Mohandas Karamchand Gandhi, popularly known as Mahatma Gandhi or simply Gandhi, was one of the most revered figures in the world history of the 20th century. Born on October 2, 1869, in Porbandar, a coastal town in Gujarat, India, Gandhi’s life journey would ultimately lead to him becoming an iconic leader in the fight for India’s independence and a global symbol of non-violence and civil disobedience.

Gandhi’s early years were relatively ordinary. He came from a devout Hindu family and was married at the age of 13 to Kasturba Gandhi. In 1888, he traveled to London to study law and eventually became a barrister. His time in London exposed him to Western political thought and philosophy, igniting his interest in social and political issues.

Gandhi’s transformative journey began when he accepted a job in South Africa in 1893. It was in South Africa where he first encountered the deeply ingrained racism and discrimination against Indians. These experiences ignited his passion for justice and equality, setting him on the path of activism.

In South Africa, Gandhi quickly emerged as a leader in the Indian community. He organized campaigns and protests against discriminatory laws such as the infamous Asiatic Registration Act. It was during this time that he developed his philosophy of non-violence, which he called Satyagraha, meaning “truth force” or “soul force.” Satyagraha became the cornerstone of his life’s work.

Gandhi returned to India in 1915, and his arrival coincided with the burgeoning Indian independence movement.
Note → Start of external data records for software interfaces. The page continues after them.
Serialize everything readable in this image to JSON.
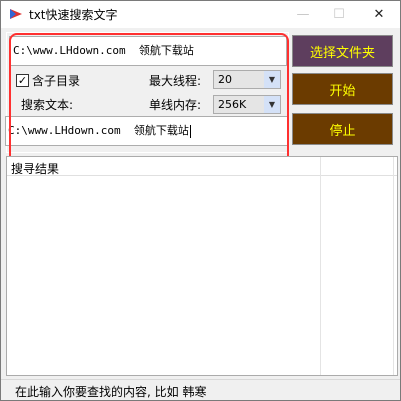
{
  "window": {
    "title": "txt快速搜索文字"
  },
  "titlebar": {
    "minimize_glyph": "—",
    "maximize_glyph": "☐",
    "close_glyph": "✕"
  },
  "options": {
    "folder_path": "C:\\www.LHdown.com  领航下载站",
    "include_subdirs_label": "含子目录",
    "include_subdirs_checked": true,
    "max_threads_label": "最大线程:",
    "max_threads_value": "20",
    "search_text_label": "搜索文本:",
    "single_thread_mem_label": "单线内存:",
    "single_thread_mem_value": "256K",
    "search_text_value": "C:\\www.LHdown.com  领航下载站"
  },
  "buttons": {
    "select_folder": "选择文件夹",
    "start": "开始",
    "stop": "停止"
  },
  "results": {
    "title": "搜寻结果"
  },
  "status": {
    "text": "在此输入你要查找的内容, 比如 韩寒"
  },
  "colors": {
    "button_bg": "#6b3b00",
    "folder_button_bg": "#5e3e5e",
    "button_text": "#ffff00",
    "highlight": "#ff3030"
  },
  "icons": {
    "app": "app-icon",
    "checkbox": "check-icon",
    "dropdown": "chevron-down-icon"
  }
}
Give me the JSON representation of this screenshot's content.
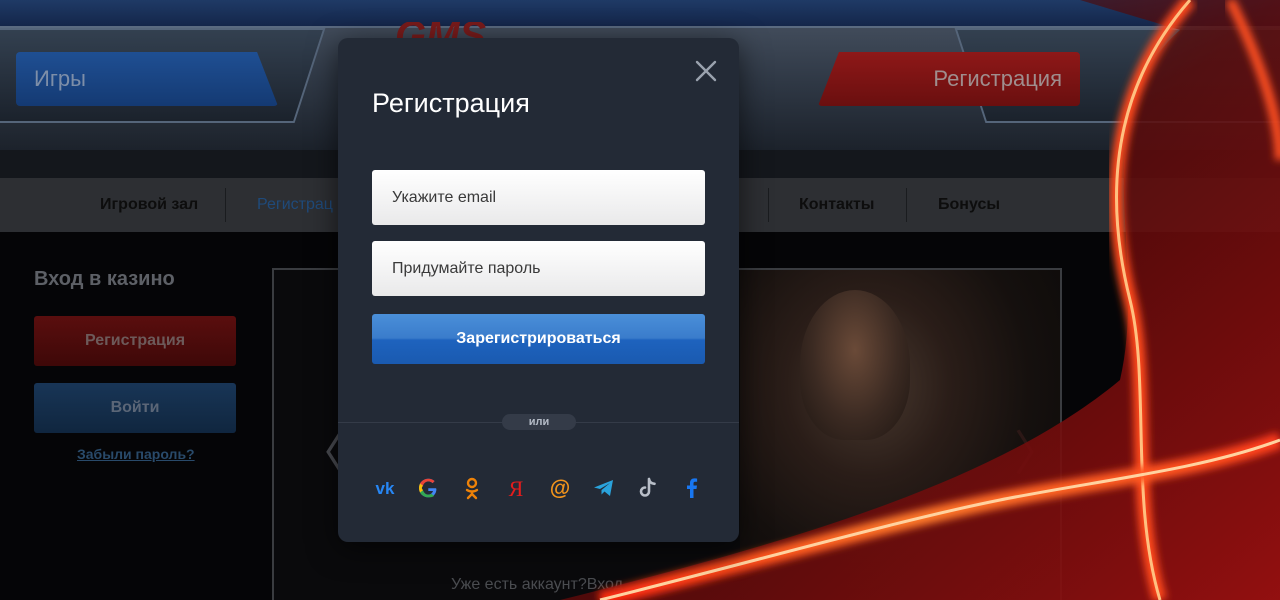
{
  "header": {
    "games_label": "Игры",
    "register_label": "Регистрация",
    "logo_text": "GMS"
  },
  "nav": {
    "items": [
      "Игровой зал",
      "Регистрац",
      "Контакты",
      "Бонусы"
    ]
  },
  "sidebar": {
    "title": "Вход в казино",
    "register_label": "Регистрация",
    "login_label": "Войти",
    "forgot_label": "Забыли пароль?"
  },
  "slider": {
    "prev_symbol": "〈",
    "next_symbol": "〉"
  },
  "footer": {
    "have_account": "Уже есть аккаунт?Вход"
  },
  "modal": {
    "title": "Регистрация",
    "email_placeholder": "Укажите email",
    "password_placeholder": "Придумайте пароль",
    "submit_label": "Зарегистрироваться",
    "or_label": "или",
    "social_icons": [
      "vk-icon",
      "google-icon",
      "odnoklassniki-icon",
      "yandex-icon",
      "mail-icon",
      "telegram-icon",
      "tiktok-icon",
      "facebook-icon"
    ]
  },
  "colors": {
    "modal_bg": "#232a36",
    "submit_blue": "#1e63be",
    "vk": "#2787f5",
    "odnoklassniki": "#ee8208",
    "yandex": "#e31c1c",
    "mail": "#f2941c",
    "telegram": "#2aa3dc",
    "facebook": "#1877f2"
  }
}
His charisma, moral authority, and unwavering commitment to non-violence made him a prominent figure in the struggle against British colonial rule.

One of Gandhi’s most significant contributions was the Salt March in 1930. In protest of the British salt monopoly, he led a 240-mile march to the Arabian Sea, where he and his followers made their salt by evaporating seawater. This act of civil disobedience inspired millions and drew international attention, symbolizing the power of peaceful resistance.

Throughout his life, Gandhi undertook numerous hunger strikes and fasts as a form of non-violent protest. One of the most notable was his fast unto death in 1932, which led to the signing of the Poona Pact, ensuring political representation for the oppressed Dalit community in India.

Gandhi’s commitment to communal harmony and religious tolerance was exemplified in his efforts during the communal violence that erupted after India gained independence in 1947. He embarked on a fast to the death to promote peace and unity among Hindus and Muslims, ultimately preventing further bloodshed.

Tragically, on January 30, 1948, Mahatma Gandhi was assassinated by Nathuram Godse, a Hindu nationalist who disagreed with Gandhi’s views on non-violence and religious harmony. His death sent shockwaves around the world, and he is remembered as a martyr for peace and freedom.

Gandhi’s legacy extends far beyond India’s struggle for independence. His philosophy of non-violence and civil disobedience has influenced countless movements for social justice and freedom worldwide, including the American Civil Rights Movement led by Martin Luther King Jr. and the anti-apartheid struggle in South Africa.